**What to do:** Every line in the records below with the string "Ferdinand" is to be copied out.

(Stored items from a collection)
= = = =
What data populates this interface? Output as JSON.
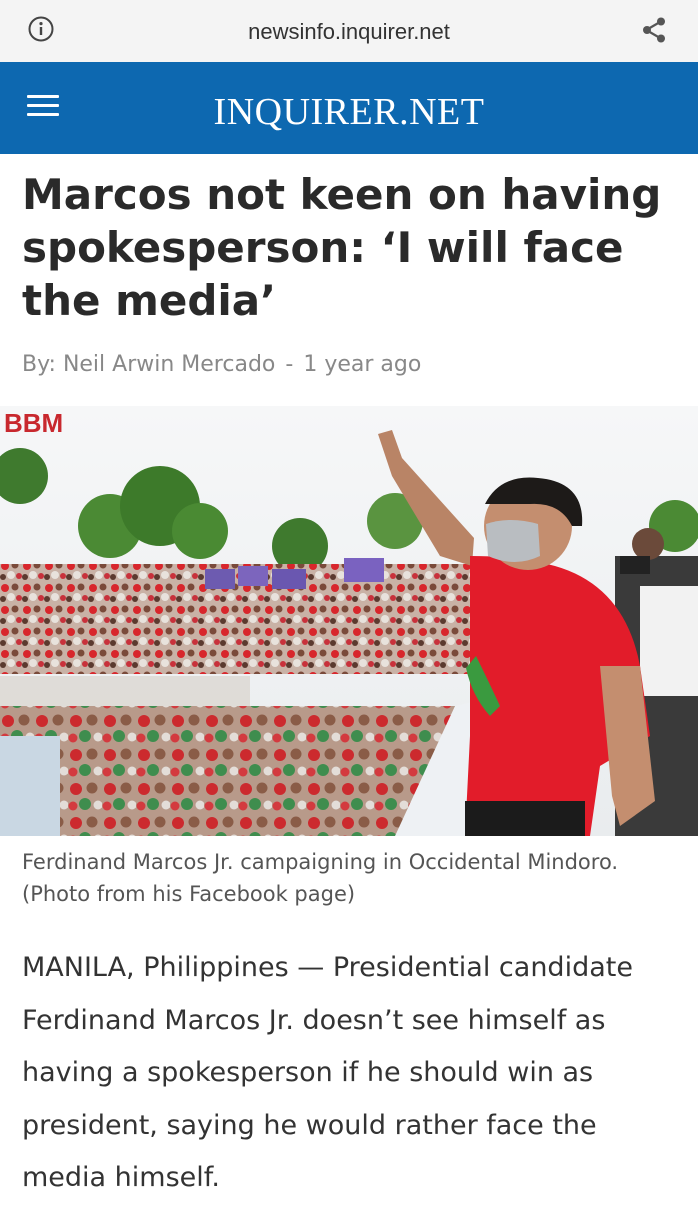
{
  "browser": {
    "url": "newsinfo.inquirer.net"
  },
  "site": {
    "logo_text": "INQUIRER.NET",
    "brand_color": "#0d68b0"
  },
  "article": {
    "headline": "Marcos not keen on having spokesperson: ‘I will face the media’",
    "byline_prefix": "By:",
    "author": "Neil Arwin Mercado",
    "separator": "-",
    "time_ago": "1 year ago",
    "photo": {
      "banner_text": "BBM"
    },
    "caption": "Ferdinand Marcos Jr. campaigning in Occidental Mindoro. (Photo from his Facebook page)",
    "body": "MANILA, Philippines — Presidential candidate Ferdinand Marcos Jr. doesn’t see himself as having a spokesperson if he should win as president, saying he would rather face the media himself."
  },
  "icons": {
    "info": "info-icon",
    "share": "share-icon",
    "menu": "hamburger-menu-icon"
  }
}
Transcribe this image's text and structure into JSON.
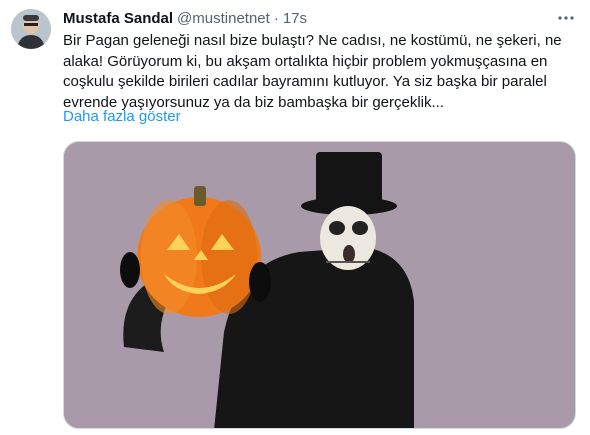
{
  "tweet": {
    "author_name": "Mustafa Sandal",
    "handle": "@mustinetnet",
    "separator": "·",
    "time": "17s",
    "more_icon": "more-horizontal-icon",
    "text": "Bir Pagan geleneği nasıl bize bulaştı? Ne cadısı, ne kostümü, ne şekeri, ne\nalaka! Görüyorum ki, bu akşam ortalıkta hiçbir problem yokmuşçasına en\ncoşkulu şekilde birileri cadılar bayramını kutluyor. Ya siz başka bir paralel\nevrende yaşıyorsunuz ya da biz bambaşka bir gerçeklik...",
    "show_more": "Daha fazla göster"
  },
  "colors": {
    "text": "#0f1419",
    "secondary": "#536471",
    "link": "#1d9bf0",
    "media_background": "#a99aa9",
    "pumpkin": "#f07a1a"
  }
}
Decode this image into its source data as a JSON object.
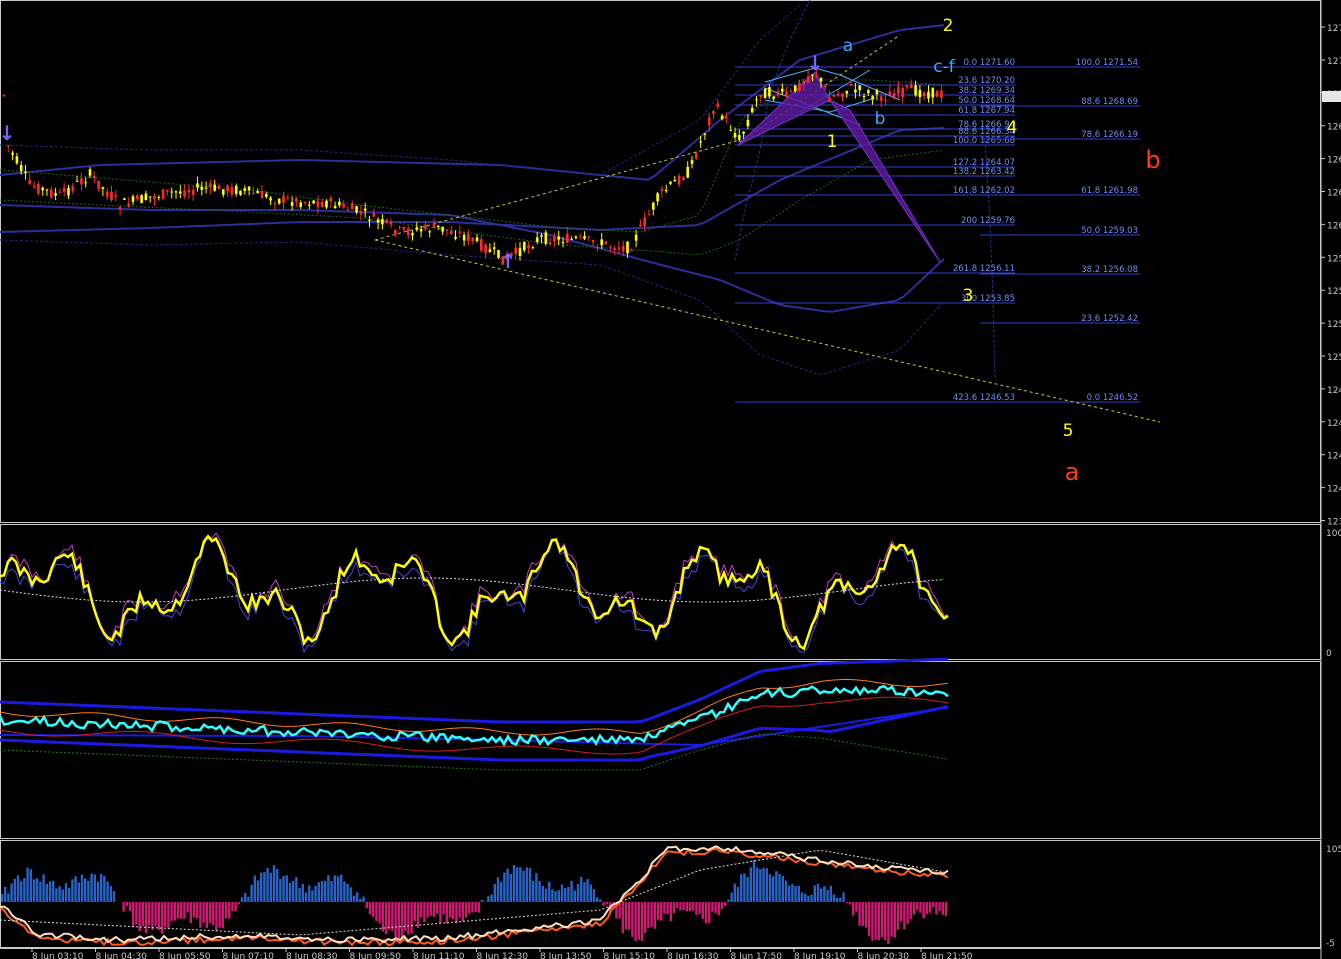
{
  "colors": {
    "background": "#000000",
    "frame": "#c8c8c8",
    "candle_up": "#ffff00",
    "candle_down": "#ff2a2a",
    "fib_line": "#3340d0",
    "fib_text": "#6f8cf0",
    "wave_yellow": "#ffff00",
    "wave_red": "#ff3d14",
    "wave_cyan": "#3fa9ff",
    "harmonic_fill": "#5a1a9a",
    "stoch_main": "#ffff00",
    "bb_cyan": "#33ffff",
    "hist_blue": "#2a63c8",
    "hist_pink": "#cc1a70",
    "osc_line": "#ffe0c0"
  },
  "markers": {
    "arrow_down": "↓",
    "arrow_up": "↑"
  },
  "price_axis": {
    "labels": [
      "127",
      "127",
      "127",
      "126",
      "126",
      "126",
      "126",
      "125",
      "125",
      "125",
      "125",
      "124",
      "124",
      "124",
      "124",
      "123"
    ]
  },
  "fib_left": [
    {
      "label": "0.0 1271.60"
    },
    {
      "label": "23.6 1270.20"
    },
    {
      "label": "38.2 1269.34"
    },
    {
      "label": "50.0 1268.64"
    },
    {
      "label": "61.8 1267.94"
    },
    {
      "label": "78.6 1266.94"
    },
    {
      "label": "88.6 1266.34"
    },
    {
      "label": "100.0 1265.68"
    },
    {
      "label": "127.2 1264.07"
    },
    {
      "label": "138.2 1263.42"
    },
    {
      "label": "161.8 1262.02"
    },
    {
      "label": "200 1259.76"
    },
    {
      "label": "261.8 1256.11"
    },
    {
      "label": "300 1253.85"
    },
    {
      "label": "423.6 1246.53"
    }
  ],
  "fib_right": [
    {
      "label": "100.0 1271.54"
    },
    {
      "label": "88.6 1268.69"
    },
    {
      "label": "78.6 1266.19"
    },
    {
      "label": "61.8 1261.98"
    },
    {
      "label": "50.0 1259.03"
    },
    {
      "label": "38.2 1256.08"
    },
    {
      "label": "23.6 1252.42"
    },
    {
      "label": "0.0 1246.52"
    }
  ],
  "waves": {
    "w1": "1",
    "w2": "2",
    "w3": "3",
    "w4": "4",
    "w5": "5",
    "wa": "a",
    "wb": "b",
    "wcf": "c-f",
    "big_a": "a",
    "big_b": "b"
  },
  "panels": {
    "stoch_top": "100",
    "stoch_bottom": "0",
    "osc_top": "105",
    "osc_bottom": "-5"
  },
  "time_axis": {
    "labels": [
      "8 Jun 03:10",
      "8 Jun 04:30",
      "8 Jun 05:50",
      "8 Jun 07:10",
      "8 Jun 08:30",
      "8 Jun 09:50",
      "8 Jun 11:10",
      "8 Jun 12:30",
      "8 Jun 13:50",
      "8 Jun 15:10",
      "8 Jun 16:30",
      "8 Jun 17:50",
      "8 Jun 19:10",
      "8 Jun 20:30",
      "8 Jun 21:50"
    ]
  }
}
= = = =
**Answer section:**
    "caption": "Ferdinand Marcos Jr. campaigning in Occidental Mindoro. (Photo from his Facebook page)",
    "body": "MANILA, Philippines — Presidential candidate Ferdinand Marcos Jr. doesn’t see himself as having a spokesperson if he should win as president, saying he would rather face the media himself."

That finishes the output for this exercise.